Dataset items:
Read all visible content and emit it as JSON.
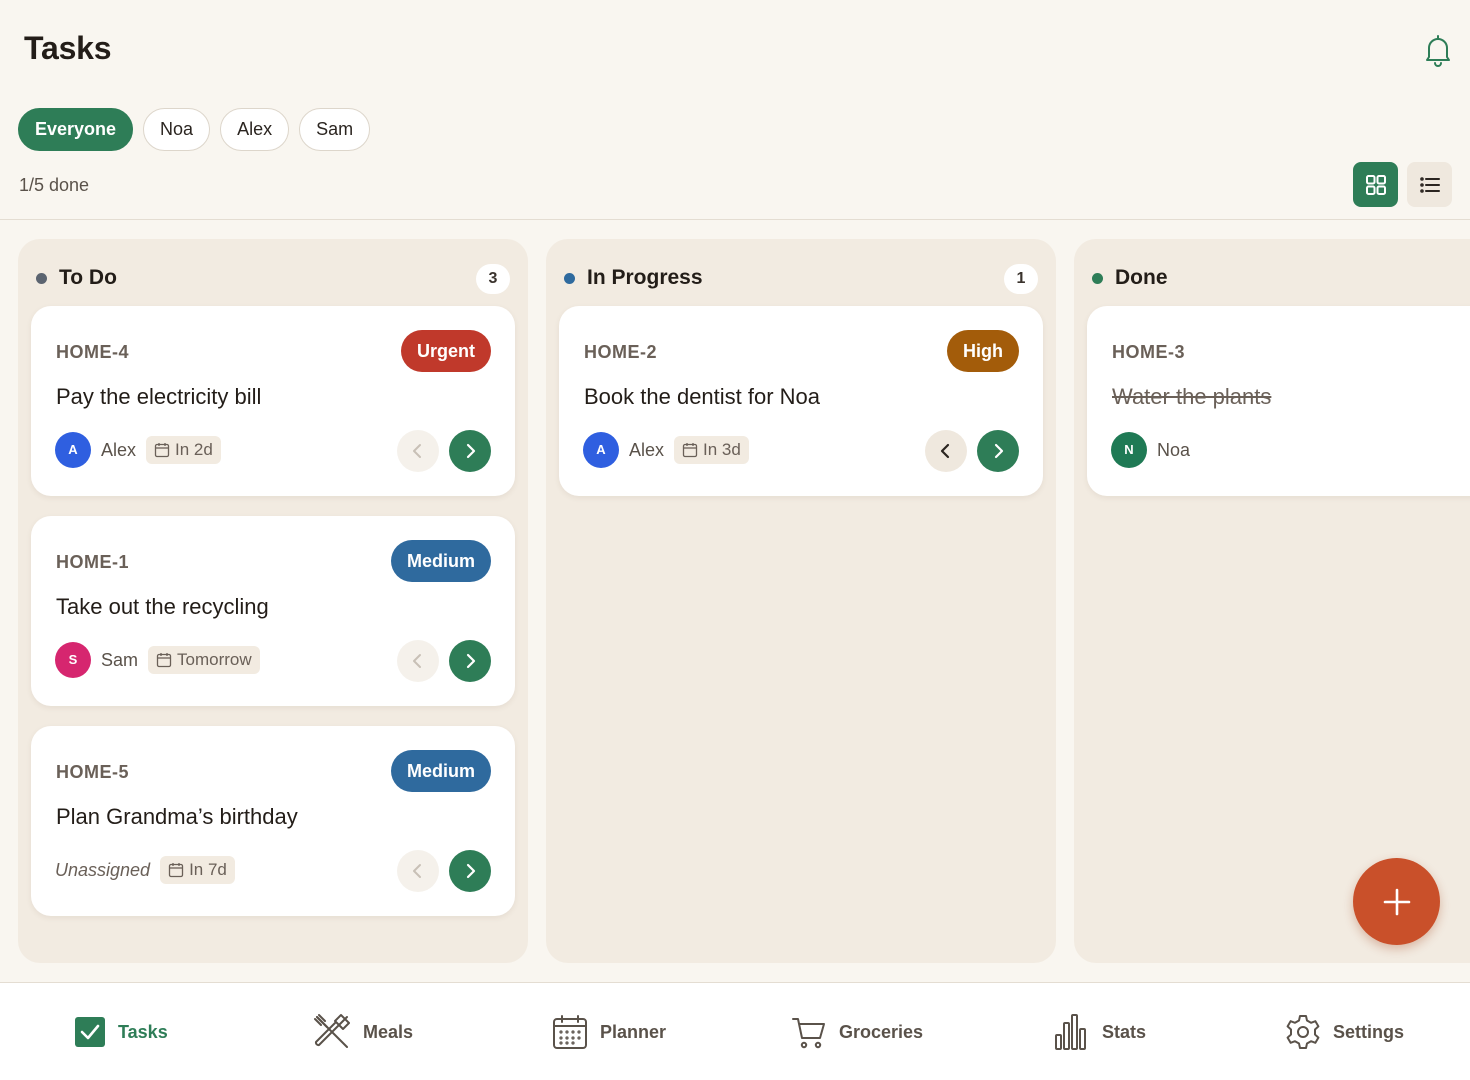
{
  "header": {
    "title": "Tasks",
    "progress": "1/5 done",
    "done_count": 1,
    "total_count": 5
  },
  "filters": [
    {
      "label": "Everyone",
      "active": true
    },
    {
      "label": "Noa",
      "active": false
    },
    {
      "label": "Alex",
      "active": false
    },
    {
      "label": "Sam",
      "active": false
    }
  ],
  "view": {
    "selected": "grid",
    "options": [
      "grid-icon",
      "list-icon"
    ]
  },
  "colors": {
    "accent": "#2e7d57",
    "urgent": "#c0392b",
    "high": "#a35c0a",
    "medium": "#2f6a9e",
    "fab": "#c9502a"
  },
  "columns": [
    {
      "title": "To Do",
      "dot": "#5c6470",
      "count": "3",
      "cards": [
        {
          "id": "HOME-4",
          "priority": "Urgent",
          "title": "Pay the electricity bill",
          "assignee": "Alex",
          "initial": "A",
          "avatar": "#2f5fe0",
          "due": "In 2d",
          "done": false
        },
        {
          "id": "HOME-1",
          "priority": "Medium",
          "title": "Take out the recycling",
          "assignee": "Sam",
          "initial": "S",
          "avatar": "#d6266f",
          "due": "Tomorrow",
          "done": false
        },
        {
          "id": "HOME-5",
          "priority": "Medium",
          "title": "Plan Grandma’s birthday",
          "assignee": "Unassigned",
          "initial": "",
          "avatar": "",
          "due": "In 7d",
          "done": false
        }
      ]
    },
    {
      "title": "In Progress",
      "dot": "#2f6a9e",
      "count": "1",
      "cards": [
        {
          "id": "HOME-2",
          "priority": "High",
          "title": "Book the dentist for Noa",
          "assignee": "Alex",
          "initial": "A",
          "avatar": "#2f5fe0",
          "due": "In 3d",
          "done": false
        }
      ]
    },
    {
      "title": "Done",
      "dot": "#2e7d57",
      "count": "",
      "cards": [
        {
          "id": "HOME-3",
          "priority": "",
          "title": "Water the plants",
          "assignee": "Noa",
          "initial": "N",
          "avatar": "#1f7a55",
          "due": "",
          "done": true
        }
      ]
    }
  ],
  "fab": {
    "icon": "plus-icon"
  },
  "tabbar": [
    {
      "label": "Tasks",
      "icon": "checkbox-icon",
      "active": true
    },
    {
      "label": "Meals",
      "icon": "utensils-icon",
      "active": false
    },
    {
      "label": "Planner",
      "icon": "calendar-icon",
      "active": false
    },
    {
      "label": "Groceries",
      "icon": "cart-icon",
      "active": false
    },
    {
      "label": "Stats",
      "icon": "bar-chart-icon",
      "active": false
    },
    {
      "label": "Settings",
      "icon": "gear-icon",
      "active": false
    }
  ]
}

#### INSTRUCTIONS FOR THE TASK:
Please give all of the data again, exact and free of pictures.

#### YOUR RESPONSE:
Read all visible content and emit it as JSON.
{
  "header": {
    "title": "Tasks",
    "progress": "1/5 done",
    "done_count": 1,
    "total_count": 5
  },
  "filters": [
    {
      "label": "Everyone",
      "active": true
    },
    {
      "label": "Noa",
      "active": false
    },
    {
      "label": "Alex",
      "active": false
    },
    {
      "label": "Sam",
      "active": false
    }
  ],
  "view": {
    "selected": "grid",
    "options": [
      "grid-icon",
      "list-icon"
    ]
  },
  "colors": {
    "accent": "#2e7d57",
    "urgent": "#c0392b",
    "high": "#a35c0a",
    "medium": "#2f6a9e",
    "fab": "#c9502a"
  },
  "columns": [
    {
      "title": "To Do",
      "dot": "#5c6470",
      "count": "3",
      "cards": [
        {
          "id": "HOME-4",
          "priority": "Urgent",
          "title": "Pay the electricity bill",
          "assignee": "Alex",
          "initial": "A",
          "avatar": "#2f5fe0",
          "due": "In 2d",
          "done": false
        },
        {
          "id": "HOME-1",
          "priority": "Medium",
          "title": "Take out the recycling",
          "assignee": "Sam",
          "initial": "S",
          "avatar": "#d6266f",
          "due": "Tomorrow",
          "done": false
        },
        {
          "id": "HOME-5",
          "priority": "Medium",
          "title": "Plan Grandma’s birthday",
          "assignee": "Unassigned",
          "initial": "",
          "avatar": "",
          "due": "In 7d",
          "done": false
        }
      ]
    },
    {
      "title": "In Progress",
      "dot": "#2f6a9e",
      "count": "1",
      "cards": [
        {
          "id": "HOME-2",
          "priority": "High",
          "title": "Book the dentist for Noa",
          "assignee": "Alex",
          "initial": "A",
          "avatar": "#2f5fe0",
          "due": "In 3d",
          "done": false
        }
      ]
    },
    {
      "title": "Done",
      "dot": "#2e7d57",
      "count": "",
      "cards": [
        {
          "id": "HOME-3",
          "priority": "",
          "title": "Water the plants",
          "assignee": "Noa",
          "initial": "N",
          "avatar": "#1f7a55",
          "due": "",
          "done": true
        }
      ]
    }
  ],
  "fab": {
    "icon": "plus-icon"
  },
  "tabbar": [
    {
      "label": "Tasks",
      "icon": "checkbox-icon",
      "active": true
    },
    {
      "label": "Meals",
      "icon": "utensils-icon",
      "active": false
    },
    {
      "label": "Planner",
      "icon": "calendar-icon",
      "active": false
    },
    {
      "label": "Groceries",
      "icon": "cart-icon",
      "active": false
    },
    {
      "label": "Stats",
      "icon": "bar-chart-icon",
      "active": false
    },
    {
      "label": "Settings",
      "icon": "gear-icon",
      "active": false
    }
  ]
}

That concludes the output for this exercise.